# EXERCISE
What is the number of lines in the following data that contain "kind"? Answer with the number alone.

(Element data from apps and pages)
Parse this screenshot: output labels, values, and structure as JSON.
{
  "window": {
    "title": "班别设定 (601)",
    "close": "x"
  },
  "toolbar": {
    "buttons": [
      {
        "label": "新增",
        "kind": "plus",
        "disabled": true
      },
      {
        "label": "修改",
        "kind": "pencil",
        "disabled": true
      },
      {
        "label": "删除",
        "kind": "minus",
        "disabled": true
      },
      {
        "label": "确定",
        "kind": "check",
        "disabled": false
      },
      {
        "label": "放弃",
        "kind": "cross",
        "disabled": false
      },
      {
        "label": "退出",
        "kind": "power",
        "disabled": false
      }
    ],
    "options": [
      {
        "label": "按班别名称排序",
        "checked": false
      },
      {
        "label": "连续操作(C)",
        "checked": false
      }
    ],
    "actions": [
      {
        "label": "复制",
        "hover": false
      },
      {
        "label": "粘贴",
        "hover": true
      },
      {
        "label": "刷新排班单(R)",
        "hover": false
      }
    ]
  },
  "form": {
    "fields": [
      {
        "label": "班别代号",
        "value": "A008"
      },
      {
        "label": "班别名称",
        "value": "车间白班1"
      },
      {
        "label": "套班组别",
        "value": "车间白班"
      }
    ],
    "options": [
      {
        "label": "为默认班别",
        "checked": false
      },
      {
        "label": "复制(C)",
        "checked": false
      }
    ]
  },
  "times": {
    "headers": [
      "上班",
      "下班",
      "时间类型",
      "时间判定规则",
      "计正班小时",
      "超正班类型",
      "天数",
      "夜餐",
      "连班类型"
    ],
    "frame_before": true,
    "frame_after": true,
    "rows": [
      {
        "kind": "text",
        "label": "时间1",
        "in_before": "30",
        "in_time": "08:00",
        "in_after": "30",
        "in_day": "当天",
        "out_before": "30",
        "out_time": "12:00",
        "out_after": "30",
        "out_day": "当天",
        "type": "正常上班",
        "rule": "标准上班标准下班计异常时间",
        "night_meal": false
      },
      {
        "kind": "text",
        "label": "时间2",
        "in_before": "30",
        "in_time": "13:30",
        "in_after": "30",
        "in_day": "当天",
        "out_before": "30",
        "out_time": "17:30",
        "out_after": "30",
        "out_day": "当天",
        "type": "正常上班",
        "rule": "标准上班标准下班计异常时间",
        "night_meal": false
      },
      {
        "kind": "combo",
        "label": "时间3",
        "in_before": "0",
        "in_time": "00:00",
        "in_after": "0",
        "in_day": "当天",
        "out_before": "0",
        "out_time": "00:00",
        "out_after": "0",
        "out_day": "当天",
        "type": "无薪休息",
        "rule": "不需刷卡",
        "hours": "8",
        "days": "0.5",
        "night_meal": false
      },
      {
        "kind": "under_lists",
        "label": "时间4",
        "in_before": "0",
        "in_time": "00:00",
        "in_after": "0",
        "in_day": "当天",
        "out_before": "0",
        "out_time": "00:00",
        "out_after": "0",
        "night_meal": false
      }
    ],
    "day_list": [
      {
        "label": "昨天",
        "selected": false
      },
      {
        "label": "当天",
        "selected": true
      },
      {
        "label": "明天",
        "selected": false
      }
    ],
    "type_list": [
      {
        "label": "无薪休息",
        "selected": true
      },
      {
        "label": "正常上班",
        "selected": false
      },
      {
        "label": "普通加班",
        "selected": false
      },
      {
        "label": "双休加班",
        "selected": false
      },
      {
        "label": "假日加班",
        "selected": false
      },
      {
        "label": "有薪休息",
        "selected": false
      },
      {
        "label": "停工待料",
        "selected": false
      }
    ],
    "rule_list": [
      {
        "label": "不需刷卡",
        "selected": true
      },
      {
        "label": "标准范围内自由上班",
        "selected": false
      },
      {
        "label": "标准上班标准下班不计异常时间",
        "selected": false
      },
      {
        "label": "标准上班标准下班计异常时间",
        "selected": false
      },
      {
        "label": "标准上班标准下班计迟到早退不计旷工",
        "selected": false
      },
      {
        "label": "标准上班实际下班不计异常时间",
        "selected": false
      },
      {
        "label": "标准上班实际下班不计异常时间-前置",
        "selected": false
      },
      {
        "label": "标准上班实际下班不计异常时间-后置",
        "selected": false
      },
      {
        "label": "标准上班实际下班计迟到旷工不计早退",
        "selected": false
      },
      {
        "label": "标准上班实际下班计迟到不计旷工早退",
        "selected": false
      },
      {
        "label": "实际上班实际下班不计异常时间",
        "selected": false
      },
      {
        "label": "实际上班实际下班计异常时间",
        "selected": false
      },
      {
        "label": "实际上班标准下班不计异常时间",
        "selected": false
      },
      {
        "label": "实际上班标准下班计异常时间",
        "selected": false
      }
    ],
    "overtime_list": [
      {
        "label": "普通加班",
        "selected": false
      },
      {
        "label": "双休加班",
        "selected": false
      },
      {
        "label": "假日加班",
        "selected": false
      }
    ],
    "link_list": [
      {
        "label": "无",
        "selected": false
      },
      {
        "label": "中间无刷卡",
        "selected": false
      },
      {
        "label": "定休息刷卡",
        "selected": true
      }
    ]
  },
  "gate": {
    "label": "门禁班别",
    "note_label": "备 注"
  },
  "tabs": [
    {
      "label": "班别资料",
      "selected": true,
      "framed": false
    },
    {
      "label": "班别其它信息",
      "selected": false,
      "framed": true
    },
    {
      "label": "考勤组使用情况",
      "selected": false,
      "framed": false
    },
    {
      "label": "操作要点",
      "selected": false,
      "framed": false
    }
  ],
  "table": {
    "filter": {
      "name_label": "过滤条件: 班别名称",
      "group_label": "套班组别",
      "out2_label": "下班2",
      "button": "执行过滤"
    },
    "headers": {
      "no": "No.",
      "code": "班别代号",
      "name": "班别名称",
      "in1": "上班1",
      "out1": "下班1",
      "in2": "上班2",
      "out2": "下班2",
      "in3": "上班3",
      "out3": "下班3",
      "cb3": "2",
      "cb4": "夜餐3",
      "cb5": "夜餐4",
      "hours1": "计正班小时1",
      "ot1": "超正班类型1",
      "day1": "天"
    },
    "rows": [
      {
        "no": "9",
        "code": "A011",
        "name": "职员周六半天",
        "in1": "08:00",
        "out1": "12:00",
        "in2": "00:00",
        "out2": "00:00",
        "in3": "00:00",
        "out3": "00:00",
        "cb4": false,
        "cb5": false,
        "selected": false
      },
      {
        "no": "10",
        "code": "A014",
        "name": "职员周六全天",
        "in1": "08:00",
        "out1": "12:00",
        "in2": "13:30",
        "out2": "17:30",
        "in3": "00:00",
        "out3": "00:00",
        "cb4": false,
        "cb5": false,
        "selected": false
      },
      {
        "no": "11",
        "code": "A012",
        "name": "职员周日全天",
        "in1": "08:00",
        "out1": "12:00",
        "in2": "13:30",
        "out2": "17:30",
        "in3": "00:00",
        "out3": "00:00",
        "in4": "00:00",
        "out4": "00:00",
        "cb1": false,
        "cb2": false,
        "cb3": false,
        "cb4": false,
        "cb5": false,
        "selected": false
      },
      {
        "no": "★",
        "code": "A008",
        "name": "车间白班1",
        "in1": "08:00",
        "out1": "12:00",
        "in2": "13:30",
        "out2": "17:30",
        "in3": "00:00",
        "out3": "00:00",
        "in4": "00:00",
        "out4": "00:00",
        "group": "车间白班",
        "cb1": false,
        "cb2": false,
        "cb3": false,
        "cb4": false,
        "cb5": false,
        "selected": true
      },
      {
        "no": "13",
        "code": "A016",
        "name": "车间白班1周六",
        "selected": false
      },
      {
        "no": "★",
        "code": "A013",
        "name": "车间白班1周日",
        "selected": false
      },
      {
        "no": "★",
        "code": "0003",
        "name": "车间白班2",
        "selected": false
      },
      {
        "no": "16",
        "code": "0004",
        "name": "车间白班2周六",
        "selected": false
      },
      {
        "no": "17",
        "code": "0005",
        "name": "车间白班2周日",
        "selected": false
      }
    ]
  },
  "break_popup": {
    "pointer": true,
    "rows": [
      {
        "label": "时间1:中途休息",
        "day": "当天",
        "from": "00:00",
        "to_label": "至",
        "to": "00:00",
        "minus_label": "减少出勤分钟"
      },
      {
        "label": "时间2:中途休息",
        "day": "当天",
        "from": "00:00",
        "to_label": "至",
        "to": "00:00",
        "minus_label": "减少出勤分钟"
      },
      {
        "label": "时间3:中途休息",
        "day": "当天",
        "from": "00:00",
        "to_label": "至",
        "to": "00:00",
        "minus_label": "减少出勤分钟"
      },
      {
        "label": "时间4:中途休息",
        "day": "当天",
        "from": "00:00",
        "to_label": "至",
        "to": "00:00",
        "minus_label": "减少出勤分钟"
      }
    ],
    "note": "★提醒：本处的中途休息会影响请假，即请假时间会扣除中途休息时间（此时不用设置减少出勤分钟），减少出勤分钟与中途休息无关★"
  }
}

# RESULT FOR THIS TASK
10